:: WHAT IS BEING ASKED ::
Which lines of the entries contain the word "JSON"? Please list them.
*-*-*
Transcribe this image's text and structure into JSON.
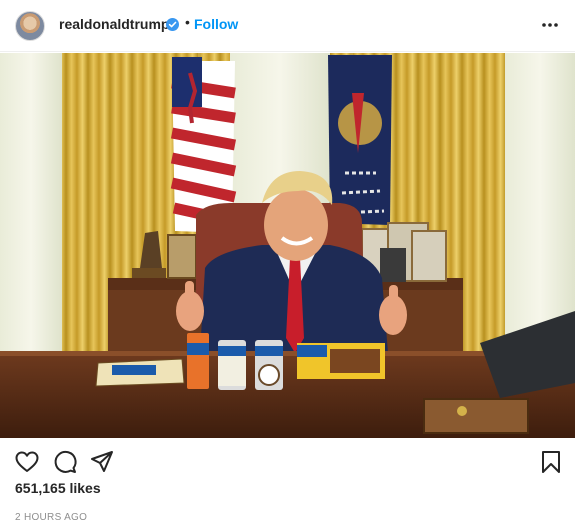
{
  "post": {
    "username": "realdonaldtrump",
    "separator": "•",
    "follow_label": "Follow",
    "likes": "651,165 likes",
    "timestamp": "2 HOURS AGO"
  },
  "icons": {
    "avatar": "profile-photo",
    "verified": "verified-badge-icon",
    "more": "more-options-icon",
    "like": "heart-icon",
    "comment": "comment-bubble-icon",
    "share": "paper-plane-icon",
    "save": "bookmark-icon"
  },
  "colors": {
    "accent": "#0095f6",
    "text": "#262626",
    "muted": "#8e8e8e"
  }
}
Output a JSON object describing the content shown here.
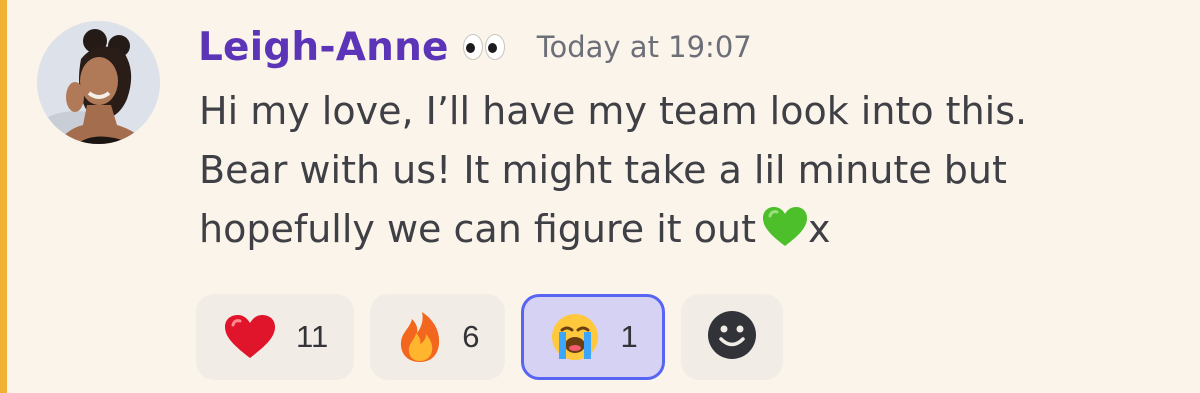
{
  "message": {
    "author": "Leigh-Anne",
    "author_badge_icon": "eyes-emoji",
    "timestamp": "Today at 19:07",
    "lines": [
      "Hi my love, I’ll have my team look into this.",
      "Bear with us! It might take a lil minute but",
      "hopefully we can figure it out"
    ],
    "trailing_emoji": "green-heart",
    "trailing_text": "x"
  },
  "reactions": [
    {
      "emoji": "red-heart",
      "count": "11",
      "selected": false
    },
    {
      "emoji": "fire",
      "count": "6",
      "selected": false
    },
    {
      "emoji": "loudly-crying-face",
      "count": "1",
      "selected": true
    }
  ],
  "add_reaction_icon": "smiley-add-reaction-icon",
  "colors": {
    "background": "#fbf4ea",
    "highlight_bar": "#f0b232",
    "username": "#5b34b8",
    "timestamp": "#6d6f78",
    "text": "#3f3f46",
    "selected_border": "#5865f2"
  }
}
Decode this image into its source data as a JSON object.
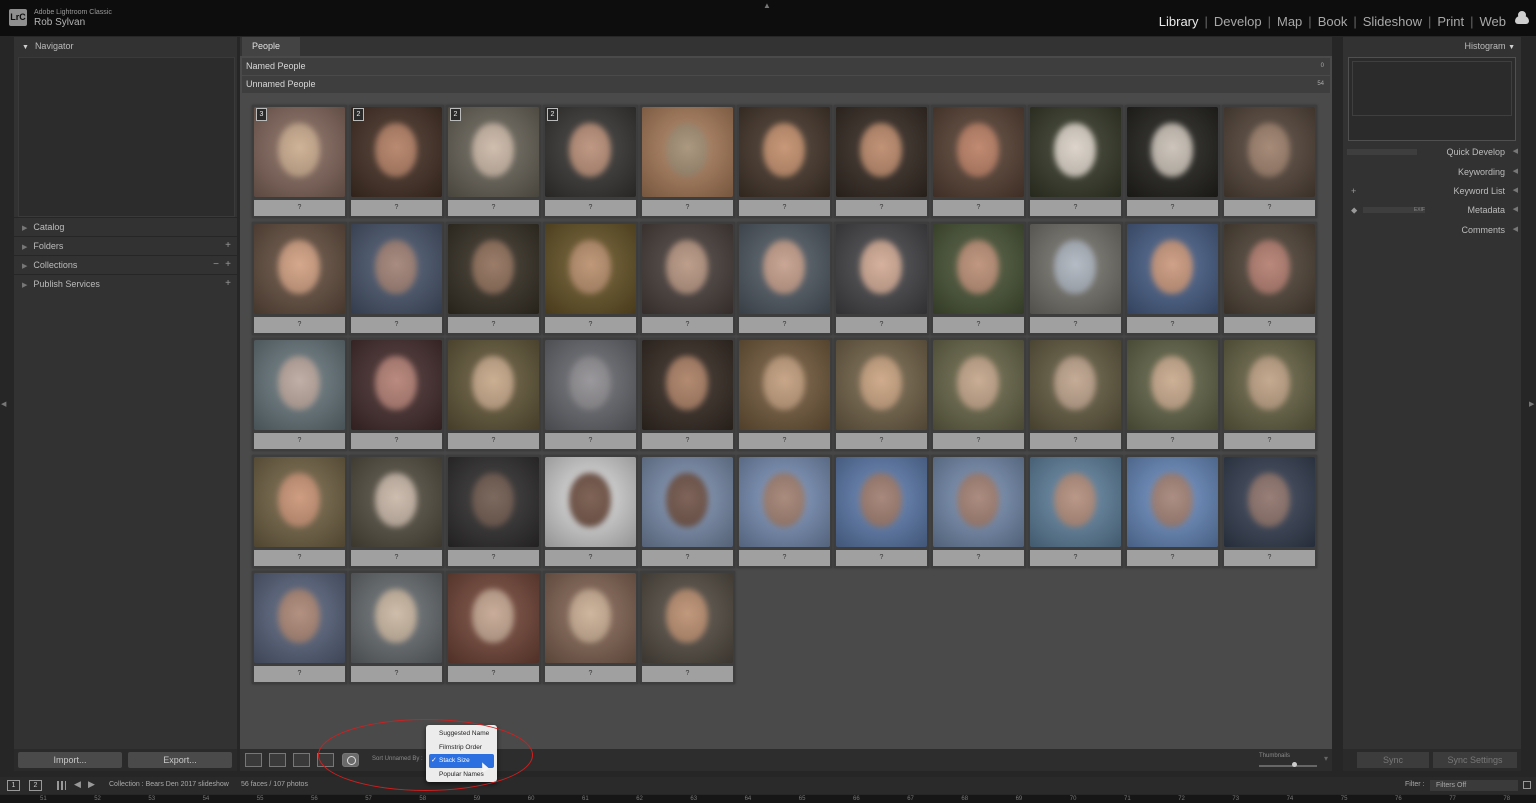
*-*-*
:: TASK ANSWER ::
Transcribe this image's text and structure into JSON.
Output a JSON object describing the content shown here.
Decode this image into its source data as a JSON object.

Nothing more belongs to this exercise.